=== Extracted entries ===
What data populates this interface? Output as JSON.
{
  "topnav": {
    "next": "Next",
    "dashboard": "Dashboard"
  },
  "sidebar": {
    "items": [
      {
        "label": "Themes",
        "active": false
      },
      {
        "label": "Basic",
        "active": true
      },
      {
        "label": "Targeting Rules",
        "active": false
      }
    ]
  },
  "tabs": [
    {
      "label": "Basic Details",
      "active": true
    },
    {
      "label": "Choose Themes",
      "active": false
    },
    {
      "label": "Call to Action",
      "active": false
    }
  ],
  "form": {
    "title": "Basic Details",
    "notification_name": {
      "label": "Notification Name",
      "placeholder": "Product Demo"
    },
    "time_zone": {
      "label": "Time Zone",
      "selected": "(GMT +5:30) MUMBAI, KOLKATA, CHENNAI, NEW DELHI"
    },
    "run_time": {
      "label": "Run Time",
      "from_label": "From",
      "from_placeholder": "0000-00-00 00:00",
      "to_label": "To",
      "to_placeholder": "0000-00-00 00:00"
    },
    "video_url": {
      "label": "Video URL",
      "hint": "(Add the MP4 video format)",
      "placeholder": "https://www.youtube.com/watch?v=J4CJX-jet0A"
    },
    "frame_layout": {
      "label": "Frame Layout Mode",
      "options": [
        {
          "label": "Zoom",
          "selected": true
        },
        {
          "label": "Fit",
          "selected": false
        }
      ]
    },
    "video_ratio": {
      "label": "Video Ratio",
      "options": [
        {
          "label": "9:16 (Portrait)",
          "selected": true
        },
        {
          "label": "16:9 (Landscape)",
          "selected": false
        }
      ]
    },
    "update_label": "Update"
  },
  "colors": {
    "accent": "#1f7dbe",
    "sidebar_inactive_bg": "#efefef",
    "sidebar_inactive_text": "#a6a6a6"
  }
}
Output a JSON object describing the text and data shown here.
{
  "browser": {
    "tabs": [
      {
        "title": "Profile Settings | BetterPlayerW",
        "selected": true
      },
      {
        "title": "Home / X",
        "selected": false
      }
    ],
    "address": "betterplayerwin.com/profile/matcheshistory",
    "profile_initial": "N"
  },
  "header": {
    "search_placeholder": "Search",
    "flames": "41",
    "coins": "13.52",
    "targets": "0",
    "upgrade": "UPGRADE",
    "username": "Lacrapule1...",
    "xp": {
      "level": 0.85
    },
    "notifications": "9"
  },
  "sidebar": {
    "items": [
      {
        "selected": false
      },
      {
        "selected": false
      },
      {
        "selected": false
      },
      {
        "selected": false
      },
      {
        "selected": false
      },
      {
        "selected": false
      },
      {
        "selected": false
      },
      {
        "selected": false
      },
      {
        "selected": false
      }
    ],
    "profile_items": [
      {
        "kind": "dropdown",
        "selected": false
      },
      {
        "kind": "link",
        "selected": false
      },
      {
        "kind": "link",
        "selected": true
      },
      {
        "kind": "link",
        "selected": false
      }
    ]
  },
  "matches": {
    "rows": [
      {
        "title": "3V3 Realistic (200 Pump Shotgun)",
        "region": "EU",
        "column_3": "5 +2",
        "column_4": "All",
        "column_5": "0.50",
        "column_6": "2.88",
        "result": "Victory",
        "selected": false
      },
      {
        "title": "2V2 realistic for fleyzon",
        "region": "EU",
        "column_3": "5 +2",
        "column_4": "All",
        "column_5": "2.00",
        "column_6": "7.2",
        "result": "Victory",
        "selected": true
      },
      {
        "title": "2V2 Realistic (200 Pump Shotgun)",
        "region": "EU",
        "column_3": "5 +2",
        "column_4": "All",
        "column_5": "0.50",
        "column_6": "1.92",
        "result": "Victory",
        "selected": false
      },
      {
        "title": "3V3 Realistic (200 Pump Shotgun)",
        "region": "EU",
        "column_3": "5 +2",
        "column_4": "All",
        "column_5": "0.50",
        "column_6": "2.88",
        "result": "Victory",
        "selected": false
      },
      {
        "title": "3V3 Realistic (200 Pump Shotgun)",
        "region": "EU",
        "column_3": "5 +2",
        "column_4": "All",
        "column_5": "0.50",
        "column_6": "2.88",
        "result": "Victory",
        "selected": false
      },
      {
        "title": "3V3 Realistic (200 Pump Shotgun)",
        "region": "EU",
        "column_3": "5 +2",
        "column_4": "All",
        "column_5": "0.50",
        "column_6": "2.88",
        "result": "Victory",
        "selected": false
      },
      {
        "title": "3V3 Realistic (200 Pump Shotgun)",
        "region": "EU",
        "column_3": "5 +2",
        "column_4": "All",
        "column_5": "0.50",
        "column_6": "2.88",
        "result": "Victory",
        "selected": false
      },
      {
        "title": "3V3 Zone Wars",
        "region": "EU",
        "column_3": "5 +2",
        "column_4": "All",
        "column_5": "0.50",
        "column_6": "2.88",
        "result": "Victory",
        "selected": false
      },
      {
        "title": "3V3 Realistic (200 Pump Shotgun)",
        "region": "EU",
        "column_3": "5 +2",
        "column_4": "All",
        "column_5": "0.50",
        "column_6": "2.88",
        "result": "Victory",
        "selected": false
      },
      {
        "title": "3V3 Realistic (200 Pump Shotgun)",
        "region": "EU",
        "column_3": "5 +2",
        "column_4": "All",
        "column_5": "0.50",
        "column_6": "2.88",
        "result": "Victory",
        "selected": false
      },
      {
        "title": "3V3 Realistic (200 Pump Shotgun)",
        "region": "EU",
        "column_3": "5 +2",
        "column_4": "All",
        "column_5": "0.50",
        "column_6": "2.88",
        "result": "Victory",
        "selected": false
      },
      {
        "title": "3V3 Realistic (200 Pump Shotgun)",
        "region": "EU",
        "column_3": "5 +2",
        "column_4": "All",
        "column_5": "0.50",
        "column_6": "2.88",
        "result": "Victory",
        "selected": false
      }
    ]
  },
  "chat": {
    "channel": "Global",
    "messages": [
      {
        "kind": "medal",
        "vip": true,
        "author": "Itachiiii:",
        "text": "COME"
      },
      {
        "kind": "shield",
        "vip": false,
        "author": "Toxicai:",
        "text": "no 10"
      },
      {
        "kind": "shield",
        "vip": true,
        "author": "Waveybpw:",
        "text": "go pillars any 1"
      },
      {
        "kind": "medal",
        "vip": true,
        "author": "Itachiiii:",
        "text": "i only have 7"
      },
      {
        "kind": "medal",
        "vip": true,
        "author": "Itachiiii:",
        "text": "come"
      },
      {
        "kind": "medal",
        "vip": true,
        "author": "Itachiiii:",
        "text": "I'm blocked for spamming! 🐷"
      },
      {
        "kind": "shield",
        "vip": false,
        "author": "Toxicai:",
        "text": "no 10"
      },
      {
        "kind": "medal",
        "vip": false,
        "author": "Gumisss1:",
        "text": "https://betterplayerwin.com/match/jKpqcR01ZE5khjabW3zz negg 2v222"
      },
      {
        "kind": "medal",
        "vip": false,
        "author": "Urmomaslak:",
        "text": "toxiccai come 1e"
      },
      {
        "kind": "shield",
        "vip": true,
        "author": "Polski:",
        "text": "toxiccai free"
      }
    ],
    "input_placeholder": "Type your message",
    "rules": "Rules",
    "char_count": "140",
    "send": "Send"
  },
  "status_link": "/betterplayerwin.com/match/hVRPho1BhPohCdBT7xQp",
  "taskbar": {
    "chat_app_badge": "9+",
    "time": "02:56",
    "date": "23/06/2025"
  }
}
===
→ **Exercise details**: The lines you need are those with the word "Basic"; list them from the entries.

→ **Task answer**:
        "label": "Basic",
      "label": "Basic Details",
    "title": "Basic Details",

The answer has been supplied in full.